I recently made the jump into Android development to see what it was about. To give a little bit of background, I have been a user of Apple products my whole life. I’ve used an iPhone since the day the original one was released. Does this make me biased? Probably. That said, Java was one of the first languages I learned in high school. By comparison, I’ve only worked with Objective-C for two years and Swift for one.
This is an article listing first impressions of Android development as an iOS guy, not a definitive critique on everything wrong with Java and Android. If you are an iOS developer, you will probably notice these things right away when you make the switch.
Strings are Stored in XML Files
As annoying as it may be to instantiate a resource string from an XML, it is actually a wonderful convention that forces the developer to write better code. Many programming books will tell you to never hardcode your strings and instead refactor them out to global variables. This takes it a step further and moves it into swappable resource files, making things like localization incredibly easy. As an iOS developer, you should be using NSLocalizedString for every user-facing string, but it’s all too easy to hardcode the string and pretend you will never want your app translated into another language.
Square’s Picasso Framework
I’m jealous that image-asset loading could be this easy in Android. Loading thumbnails into a table view is incredibly straightforward, and I almost feel inspired to write a similar framework for iOS. It certainly beats having to explicitly decode the received bytes into an image, then asynchronously resize and set the new image into the appropriate ImageView, something I’ve done many times on various iOS projects. Picasso also has a built in caching system so you can write it and never worry if you’re doing something horribly inefficient. Interested in using Picasso in your next project? Take a look.
Lack of Blocks as Method Parameters
Yes, every good programmer will tell you that you should strive to use the conventions of the language you’re using rather than the conventions of another language you are more comfortable with, but this is one trait of Java (or more specifically, pass by reference design) that I found rather irksome. Simply put, passing in a block of aysynchronous UI code as a parameter of a network request is sexy, and Java doesn’t want any part of that. Anonymous classes will almost get you there, but it’s still not nearly as efficient or elegant. Strangely enough, Objective-C blocks and Swift closures seem completely beyond the imagination of many pure-Java developers I know, almost like attempting to envision a new color they’ve never seen. If only they knew.
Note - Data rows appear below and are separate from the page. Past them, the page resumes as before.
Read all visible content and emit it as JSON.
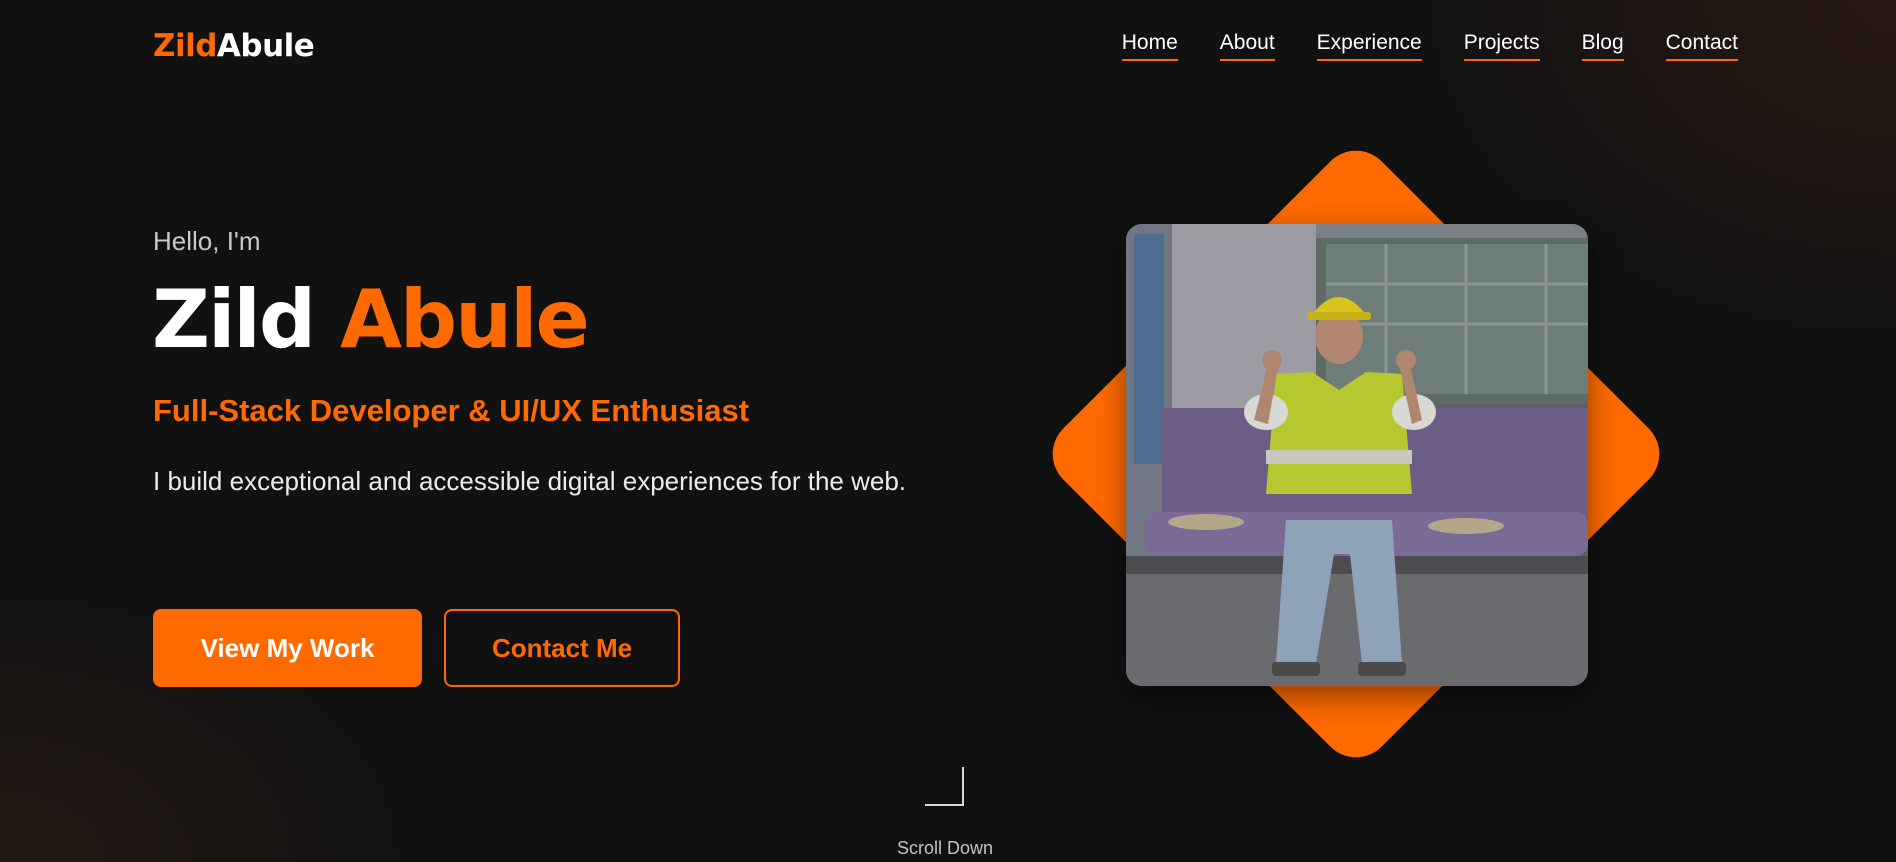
{
  "logo": {
    "first": "Zild",
    "last": "Abule"
  },
  "nav": {
    "items": [
      {
        "label": "Home"
      },
      {
        "label": "About"
      },
      {
        "label": "Experience"
      },
      {
        "label": "Projects"
      },
      {
        "label": "Blog"
      },
      {
        "label": "Contact"
      }
    ]
  },
  "hero": {
    "greeting": "Hello, I'm",
    "name_first": "Zild",
    "name_last": "Abule",
    "role": "Full-Stack Developer & UI/UX Enthusiast",
    "description": "I build exceptional and accessible digital experiences for the web.",
    "primary_button": "View My Work",
    "secondary_button": "Contact Me"
  },
  "scroll": {
    "label": "Scroll Down",
    "icon": "corner-arrow-icon"
  },
  "colors": {
    "accent": "#ff6a00",
    "background": "#111112",
    "text": "#ffffff"
  }
}
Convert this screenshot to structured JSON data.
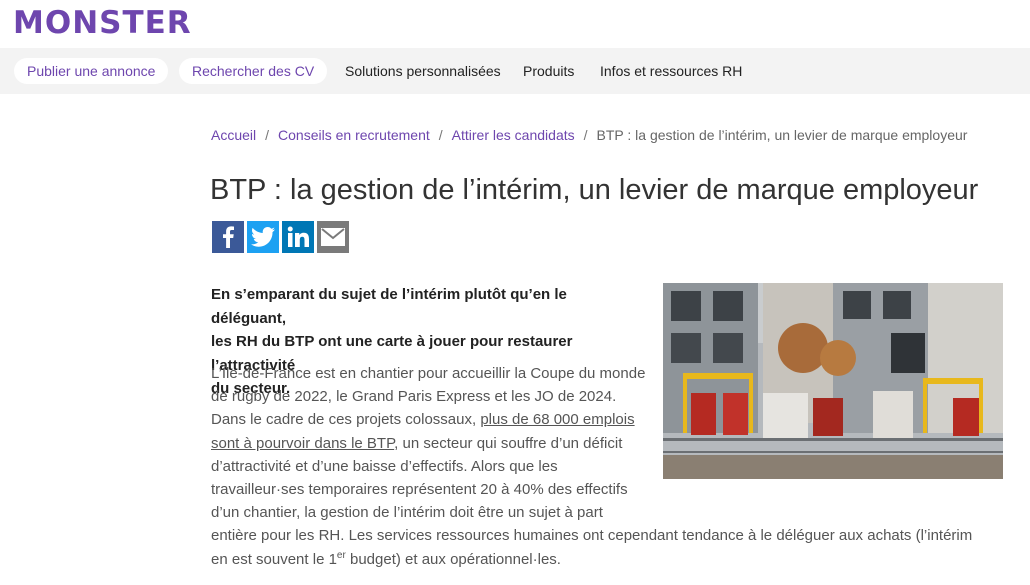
{
  "brand": {
    "logo_text": "MONSTER",
    "color": "#6e46ae"
  },
  "nav": {
    "publish": "Publier une annonce",
    "search_cv": "Rechercher des CV",
    "solutions": "Solutions personnalisées",
    "products": "Produits",
    "resources": "Infos et ressources RH"
  },
  "breadcrumb": {
    "home": "Accueil",
    "advice": "Conseils en recrutement",
    "attract": "Attirer les candidats",
    "current": "BTP : la gestion de l’intérim, un levier de marque employeur",
    "separator": "/"
  },
  "article": {
    "title": "BTP : la gestion de l’intérim, un levier de marque employeur",
    "share_icons": [
      "facebook-icon",
      "twitter-icon",
      "linkedin-icon",
      "email-icon"
    ],
    "lead_lines": [
      "En s’emparant du sujet de l’intérim plutôt qu’en le déléguant,",
      "les RH du BTP ont une carte à jouer pour restaurer l’attractivité",
      "du secteur."
    ],
    "body": {
      "l1": "L’Île-de-France est en chantier pour accueillir la Coupe du monde",
      "l2": "de rugby de 2022, le Grand Paris Express et les JO de 2024.",
      "l3_pre": "Dans le cadre de ces projets colossaux, ",
      "link_a": "plus de 68 000 emplois",
      "link_b": "sont à pourvoir dans le BTP",
      "l4_post": ", un secteur qui souffre d’un déficit",
      "l5": "d’attractivité et d’une baisse d’effectifs. Alors que les",
      "l6": "travailleur·ses temporaires représentent 20 à 40% des effectifs",
      "l7": "d’un chantier, la gestion de l’intérim doit être un sujet à part",
      "l8": "entière pour les RH. Les services ressources humaines ont cependant tendance à le déléguer aux achats (l’intérim",
      "l9_pre": "en est souvent le 1",
      "l9_sup": "er",
      "l9_post": " budget) et aux opérationnel·les."
    }
  }
}
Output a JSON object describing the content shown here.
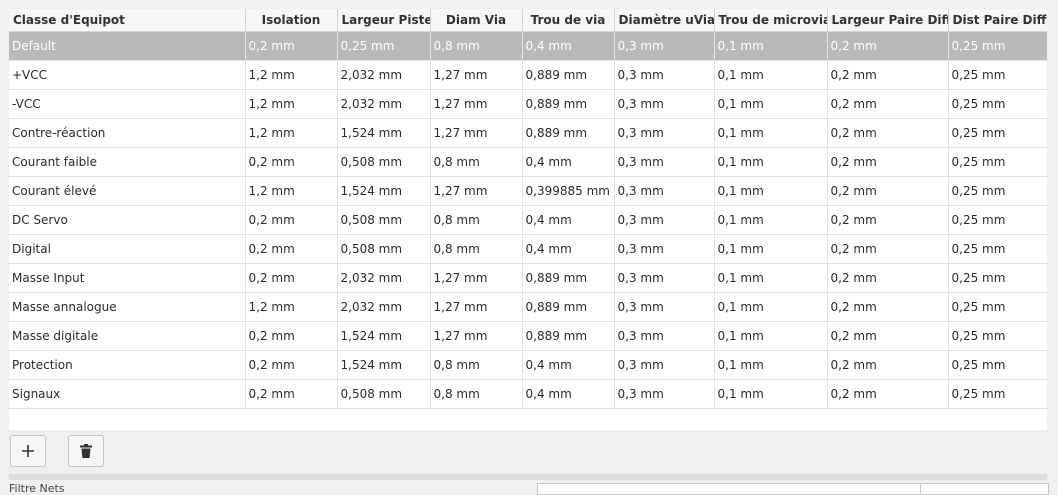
{
  "columns": [
    "Classe d'Equipot",
    "Isolation",
    "Largeur Piste",
    "Diam Via",
    "Trou de via",
    "Diamètre uVia",
    "Trou de microvia",
    "Largeur Paire Diff",
    "Dist Paire Diff"
  ],
  "rows": [
    [
      "Default",
      "0,2 mm",
      "0,25 mm",
      "0,8 mm",
      "0,4 mm",
      "0,3 mm",
      "0,1 mm",
      "0,2 mm",
      "0,25 mm"
    ],
    [
      "+VCC",
      "1,2 mm",
      "2,032 mm",
      "1,27 mm",
      "0,889 mm",
      "0,3 mm",
      "0,1 mm",
      "0,2 mm",
      "0,25 mm"
    ],
    [
      "-VCC",
      "1,2 mm",
      "2,032 mm",
      "1,27 mm",
      "0,889 mm",
      "0,3 mm",
      "0,1 mm",
      "0,2 mm",
      "0,25 mm"
    ],
    [
      "Contre-réaction",
      "1,2 mm",
      "1,524 mm",
      "1,27 mm",
      "0,889 mm",
      "0,3 mm",
      "0,1 mm",
      "0,2 mm",
      "0,25 mm"
    ],
    [
      "Courant faible",
      "0,2 mm",
      "0,508 mm",
      "0,8 mm",
      "0,4 mm",
      "0,3 mm",
      "0,1 mm",
      "0,2 mm",
      "0,25 mm"
    ],
    [
      "Courant élevé",
      "1,2 mm",
      "1,524 mm",
      "1,27 mm",
      "0,399885 mm",
      "0,3 mm",
      "0,1 mm",
      "0,2 mm",
      "0,25 mm"
    ],
    [
      "DC Servo",
      "0,2 mm",
      "0,508 mm",
      "0,8 mm",
      "0,4 mm",
      "0,3 mm",
      "0,1 mm",
      "0,2 mm",
      "0,25 mm"
    ],
    [
      "Digital",
      "0,2 mm",
      "0,508 mm",
      "0,8 mm",
      "0,4 mm",
      "0,3 mm",
      "0,1 mm",
      "0,2 mm",
      "0,25 mm"
    ],
    [
      "Masse Input",
      "0,2 mm",
      "2,032 mm",
      "1,27 mm",
      "0,889 mm",
      "0,3 mm",
      "0,1 mm",
      "0,2 mm",
      "0,25 mm"
    ],
    [
      "Masse annalogue",
      "1,2 mm",
      "2,032 mm",
      "1,27 mm",
      "0,889 mm",
      "0,3 mm",
      "0,1 mm",
      "0,2 mm",
      "0,25 mm"
    ],
    [
      "Masse digitale",
      "0,2 mm",
      "1,524 mm",
      "1,27 mm",
      "0,889 mm",
      "0,3 mm",
      "0,1 mm",
      "0,2 mm",
      "0,25 mm"
    ],
    [
      "Protection",
      "0,2 mm",
      "1,524 mm",
      "0,8 mm",
      "0,4 mm",
      "0,3 mm",
      "0,1 mm",
      "0,2 mm",
      "0,25 mm"
    ],
    [
      "Signaux",
      "0,2 mm",
      "0,508 mm",
      "0,8 mm",
      "0,4 mm",
      "0,3 mm",
      "0,1 mm",
      "0,2 mm",
      "0,25 mm"
    ]
  ],
  "selected_row": 0,
  "toolbar": {
    "add_icon": "plus-icon",
    "delete_icon": "trash-icon"
  },
  "footer": {
    "partial_label": "Filtre   Nets"
  },
  "colors": {
    "selected_row_bg": "#b9b9b9",
    "selected_row_text": "#ffffff"
  }
}
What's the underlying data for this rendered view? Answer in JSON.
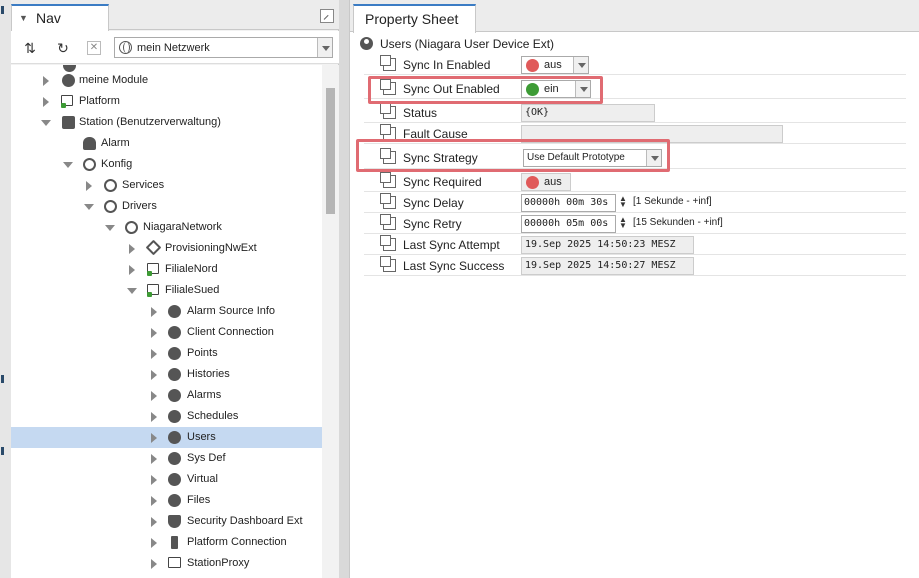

Lack of “Storyboards”
There was once a time I staunchly opposed storyboards for iOS development. “XIBs are ultimately more functional and powerful,” I would tell myself. Then I actually tried using one in a project.
For developers that have never had the pleasure of working with them, imagine you had one big GUI editor for all those resource layout files you built, all in one screen. User-flow is clearly defined by arrows that point from one activity to the next.
I don’t know if there are any plans to introduce similar Android functionality. I certainly know Android Studio and the like won’t have anything similar to Xcode until such functionality exists. What I used to ignore soon became a necessity in my iOS development, and it’s sad to not have something like it in Android.
Ternary Operators Only Work With Assignment
If you’ve never worked with a ternary operator, here’s your chance to learn. It’s one of the most elegant syntax structures ever devised:
amount = (a > 0.0) ? a : 0.0
In this example,
a is checked if its value is greater than zero. If so,
amount is set to the value of
a, otherwise the value of
amount is set to
Ternary operators work great for setting default values to variables if the intended assignment is somehow invalid. They also happen to be really useful for one-line if/else control-flow statements.
(isValidThing()) ? doTheThing() : doSomeOtherThing()
Well, except you can’t do this in Java. Only the first example written above.
It’s unfortunate, but it’s Java’s syntax. Ternary operators must assign something.
My knowledge of Android is still rather limited. One does not even begin to get really comfortable with a framework or language until around the sixth month mark. Ultimately Android and Java are just another an ecosystem that is perfectly valid, and shouldn’t be condemned. To become an Android developer I must think like an Android developer. Nothing more, nothing less.
Although really, ternary operators. Come on.